Onto the next day and sun was still shining so I plumped for a day out in the Elan Valley. Me and TJS had walked down the Rhiwnant Valley back in the winter and had decided it would be a fine place for a sunny stroll, picnic and a swim in the pool at the far end. Unfortunately whilst it was sunny it, the temperature had been removed for the day and it was more like March. Not a day for swimming. Undeterred, we walked up the valley for lunch.
We sat by the river, huddled in various nooks and crannies trying to stay out of the chill wind. Not exactly lazing on the grass sunning ourselves like I’d imagined the previous day but there you go. After lunch we decided to walk to the end of the valley by one of the old mining tracks
It was a really fine route with expansive views across the Rhiwnant Valley and to the wild and empty moorland above
The path had it’s interesting sections. In several spots it clung to the cliffs and was exposed enough to need a little care. In others, bog and tussocks cascaded down the hill like a waterfall making for some “challenging” walking (or wet feet to put it another way)
The path ends abruptly where it meets a narrow stream that tumbles down to the Rhiwnant in a series of dramatic gorges and waterfalls. Just my kind of playground, I need to come back in warmer weather and do some serious gorge scrambling here
The water empties into a stunning pool at the bottom, deep and clear and perfect for a wild swim if it hadn’t been so cold! Still it was warm enough to sit for a snack and brew and to allow the kids off the leash.
The junior Dangerous Brother seemed intent of trying to fall into each and every wet spot but to my amazement he never did. All the kids seemed to find the place interesting
It’s become one of my favourite spots in the UK. Don’t tell anyone about it!
It was time to head home, back through the mine workings where the kids all found some wonderful minerals and crystals
Time for our friends to head home but ED had an idea to pay a visit to Stokesey Castle on the way. It’s less than an hour from home but I’ve never been. It was still warm and sunny so we took little persuading to make another day of things
It’s a splendid little spot, more a fortified manor house than castle. English Heritage do a great a line in audio commentaries at their properties and this was no exception. They can be a little cheesy but it really brings the place to life
In most castles you have to try and use your own imagination to visualise them as proper lived-in dwellings. In a well preserved place like Stokesey it’s so much easier and we spent a happy hour wandering into all it’s rooms and sharing in the passion for the various owners who have cared for and restored it over the years. It even has a tower and some steep stairs from the top of which are fine views across the Shropshire countryside
The story of the how the castle came to prominence and then fell into decline and dis-repair is a fascinating one.

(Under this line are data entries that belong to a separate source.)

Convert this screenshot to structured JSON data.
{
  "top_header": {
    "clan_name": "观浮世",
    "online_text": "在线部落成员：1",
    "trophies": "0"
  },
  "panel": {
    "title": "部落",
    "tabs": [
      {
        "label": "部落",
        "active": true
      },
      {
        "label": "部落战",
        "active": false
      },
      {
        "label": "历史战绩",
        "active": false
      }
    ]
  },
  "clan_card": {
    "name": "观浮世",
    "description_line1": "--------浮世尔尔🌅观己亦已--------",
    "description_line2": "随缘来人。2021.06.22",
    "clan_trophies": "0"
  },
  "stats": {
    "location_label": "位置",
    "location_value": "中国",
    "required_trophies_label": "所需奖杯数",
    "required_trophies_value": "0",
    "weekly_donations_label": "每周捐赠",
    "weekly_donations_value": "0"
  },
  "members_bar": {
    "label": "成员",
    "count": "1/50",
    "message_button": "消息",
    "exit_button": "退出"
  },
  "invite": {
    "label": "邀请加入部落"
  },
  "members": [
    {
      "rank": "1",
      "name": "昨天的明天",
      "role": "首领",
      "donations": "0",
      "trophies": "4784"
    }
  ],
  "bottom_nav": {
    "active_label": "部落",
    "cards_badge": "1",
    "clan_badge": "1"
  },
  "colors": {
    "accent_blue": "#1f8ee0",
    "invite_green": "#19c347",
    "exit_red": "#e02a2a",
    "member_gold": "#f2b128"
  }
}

Luckily the right people came into ownership at just the right time to restore to what we see today. How many other similar places have not been so lucky have fallen into dereliction or worse, simply crumbled to dust. Sobering thought that so much history is likely to have been lost forever

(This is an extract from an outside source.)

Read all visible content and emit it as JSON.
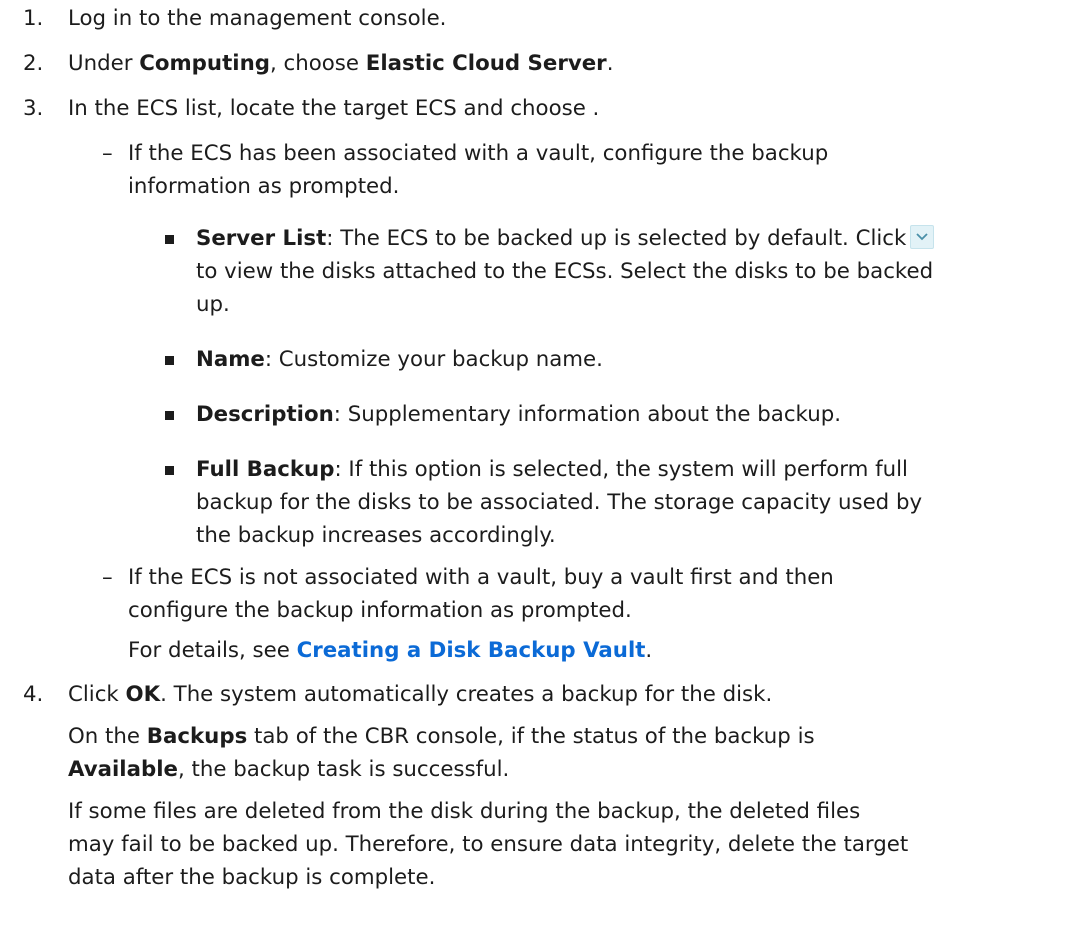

We concluded the day with a gentle stroll around the dry moat, providing an opportunity to view the castle from another angle. In DB Jr’s case to view it from a patch of nettles

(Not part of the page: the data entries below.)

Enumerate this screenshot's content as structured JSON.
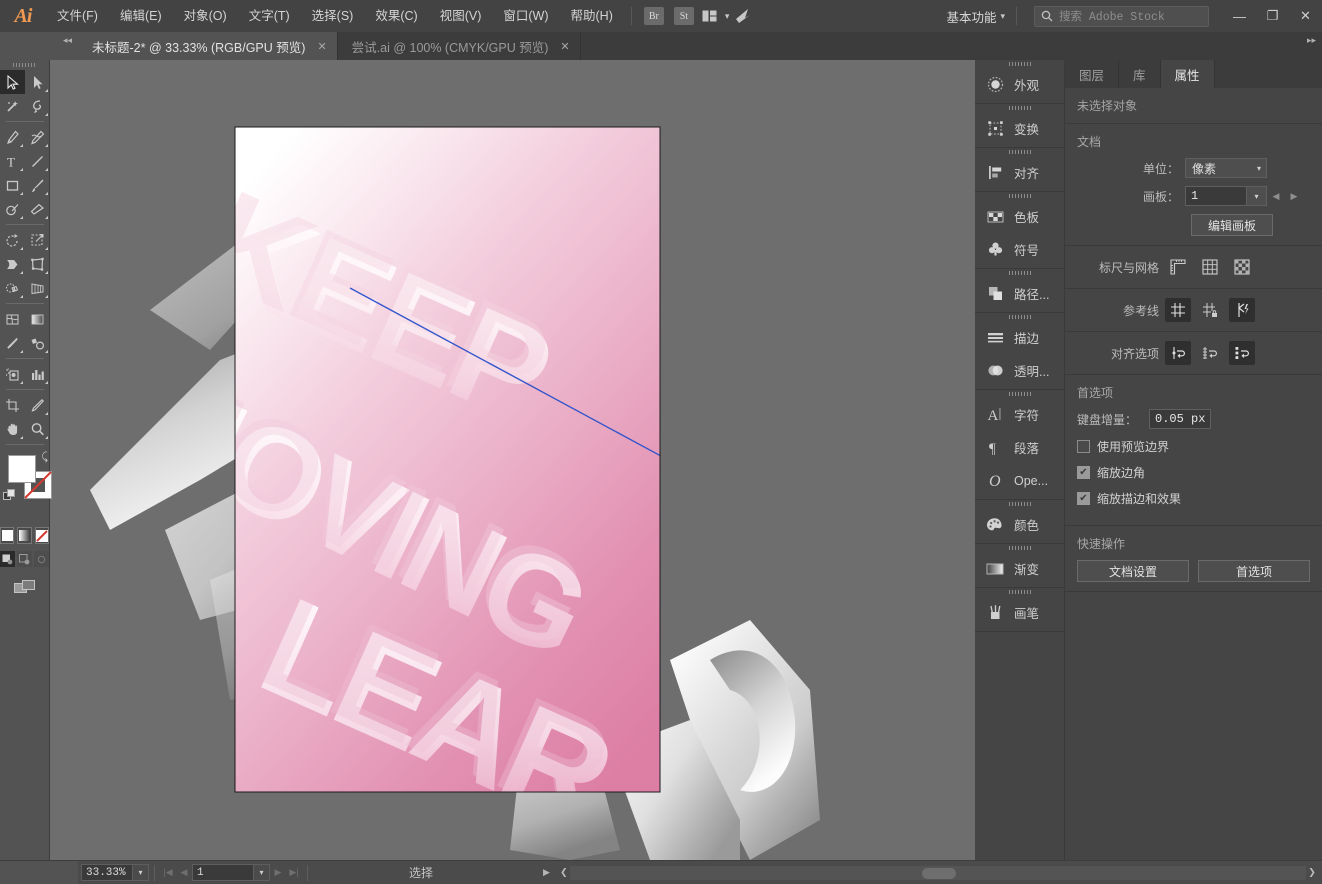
{
  "app": {
    "logo": "Ai",
    "menus": [
      "文件(F)",
      "编辑(E)",
      "对象(O)",
      "文字(T)",
      "选择(S)",
      "效果(C)",
      "视图(V)",
      "窗口(W)",
      "帮助(H)"
    ],
    "quick_apps": [
      "Br",
      "St"
    ],
    "workspace": "基本功能",
    "search_placeholder": "搜索 Adobe Stock",
    "window_buttons": {
      "minimize": "—",
      "maximize": "❐",
      "close": "✕"
    }
  },
  "tabs": [
    {
      "label": "未标题-2* @ 33.33% (RGB/GPU 预览)",
      "close": "✕",
      "active": true
    },
    {
      "label": "尝试.ai @ 100% (CMYK/GPU 预览)",
      "close": "✕",
      "active": false
    }
  ],
  "toolbar": {
    "tools": [
      "selection-tool",
      "direct-selection-tool",
      "magic-wand-tool",
      "lasso-tool",
      "pen-tool",
      "curvature-tool",
      "type-tool",
      "line-segment-tool",
      "rectangle-tool",
      "paintbrush-tool",
      "shaper-tool",
      "eraser-tool",
      "rotate-tool",
      "scale-tool",
      "width-tool",
      "free-transform-tool",
      "shape-builder-tool",
      "perspective-grid-tool",
      "mesh-tool",
      "gradient-tool",
      "eyedropper-tool",
      "blend-tool",
      "symbol-sprayer-tool",
      "column-graph-tool",
      "artboard-tool",
      "slice-tool",
      "hand-tool",
      "zoom-tool"
    ],
    "fill_color": "#ffffff",
    "stroke_color": "#ffffff",
    "color_modes": [
      "color-swatch",
      "gradient-swatch",
      "none-swatch"
    ],
    "draw_modes": [
      "draw-normal",
      "draw-behind",
      "draw-inside"
    ],
    "screen_mode": "screen-mode-toggle"
  },
  "canvas": {
    "artwork_text": "KEEP MOVING LEARN",
    "background": "#6e6e6e",
    "artboard_gradient_from": "#ffffff",
    "artboard_gradient_to": "#df85a8",
    "guide_color": "#3355cc"
  },
  "icon_dock": {
    "groups": [
      {
        "items": [
          {
            "label": "外观",
            "icon": "appearance-icon"
          }
        ]
      },
      {
        "items": [
          {
            "label": "变换",
            "icon": "transform-icon"
          }
        ]
      },
      {
        "items": [
          {
            "label": "对齐",
            "icon": "align-icon"
          }
        ]
      },
      {
        "items": [
          {
            "label": "色板",
            "icon": "swatches-icon"
          },
          {
            "label": "符号",
            "icon": "symbols-icon"
          }
        ]
      },
      {
        "items": [
          {
            "label": "路径...",
            "icon": "pathfinder-icon"
          }
        ]
      },
      {
        "items": [
          {
            "label": "描边",
            "icon": "stroke-icon"
          },
          {
            "label": "透明...",
            "icon": "transparency-icon"
          }
        ]
      },
      {
        "items": [
          {
            "label": "字符",
            "icon": "character-icon"
          },
          {
            "label": "段落",
            "icon": "paragraph-icon"
          },
          {
            "label": "Ope...",
            "icon": "opentype-icon"
          }
        ]
      },
      {
        "items": [
          {
            "label": "颜色",
            "icon": "color-icon"
          }
        ]
      },
      {
        "items": [
          {
            "label": "渐变",
            "icon": "gradient-icon"
          }
        ]
      },
      {
        "items": [
          {
            "label": "画笔",
            "icon": "brushes-icon"
          }
        ]
      }
    ]
  },
  "properties": {
    "tabs": [
      {
        "label": "图层",
        "active": false
      },
      {
        "label": "库",
        "active": false
      },
      {
        "label": "属性",
        "active": true
      }
    ],
    "no_selection": "未选择对象",
    "document": {
      "title": "文档",
      "unit_label": "单位：",
      "unit_value": "像素",
      "artboard_label": "画板：",
      "artboard_value": "1",
      "edit_artboards": "编辑画板"
    },
    "rulers_grid": {
      "title": "标尺与网格",
      "buttons": [
        "show-rulers-icon",
        "show-grid-icon",
        "show-transparency-grid-icon"
      ]
    },
    "guides": {
      "title": "参考线",
      "buttons": [
        "show-guides-icon",
        "lock-guides-icon",
        "smart-guides-icon"
      ]
    },
    "snap_options": {
      "title": "对齐选项",
      "buttons": [
        "snap-to-point-icon",
        "snap-to-grid-icon",
        "snap-to-pixel-icon"
      ]
    },
    "preferences": {
      "title": "首选项",
      "keyboard_increment_label": "键盘增量：",
      "keyboard_increment_value": "0.05 px",
      "checkboxes": [
        {
          "label": "使用预览边界",
          "checked": false
        },
        {
          "label": "缩放边角",
          "checked": true
        },
        {
          "label": "缩放描边和效果",
          "checked": true
        }
      ]
    },
    "quick_actions": {
      "title": "快速操作",
      "buttons": [
        "文档设置",
        "首选项"
      ]
    }
  },
  "statusbar": {
    "zoom": "33.33%",
    "page": "1",
    "status_text": "选择",
    "nav_first": "|◀",
    "nav_prev": "◀",
    "nav_next": "▶",
    "nav_last": "▶|"
  }
}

An ice cream in the garden finished of the day perfectly but it was with a sad and heavy heart that we waved our guests goodbye. It’s great having them all down to stay, the kids get on really well and creates a lovely relaxed atmosphere that made the house feel rather empty when we got home. We’d had a really great week and the weather had been really good to us. There was so much more I wanted to show them but there will be other times I hope. To our friends from the North, thanks for being such great guests and we hope you enjoyed the stay. Reciprocation next year I hope 🙂